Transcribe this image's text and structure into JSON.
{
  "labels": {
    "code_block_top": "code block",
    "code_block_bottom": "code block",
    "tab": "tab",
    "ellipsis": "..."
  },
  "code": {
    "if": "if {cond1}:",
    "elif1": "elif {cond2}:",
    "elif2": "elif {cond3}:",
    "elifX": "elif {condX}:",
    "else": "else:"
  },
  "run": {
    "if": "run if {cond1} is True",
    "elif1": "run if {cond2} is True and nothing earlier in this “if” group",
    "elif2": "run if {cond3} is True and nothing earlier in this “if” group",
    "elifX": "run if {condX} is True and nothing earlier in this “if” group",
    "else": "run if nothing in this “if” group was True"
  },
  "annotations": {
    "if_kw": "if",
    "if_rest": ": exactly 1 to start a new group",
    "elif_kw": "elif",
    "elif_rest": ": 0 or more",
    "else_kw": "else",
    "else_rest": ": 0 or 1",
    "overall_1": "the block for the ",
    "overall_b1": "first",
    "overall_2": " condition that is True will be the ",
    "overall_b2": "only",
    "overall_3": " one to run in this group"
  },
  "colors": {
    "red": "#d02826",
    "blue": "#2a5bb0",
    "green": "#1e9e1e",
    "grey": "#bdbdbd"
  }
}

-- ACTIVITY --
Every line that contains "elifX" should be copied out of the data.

-- RESPONSE AREA --
    "elifX": "elif {condX}:",
    "elifX": "run if {condX} is True and nothing earlier in this “if” group",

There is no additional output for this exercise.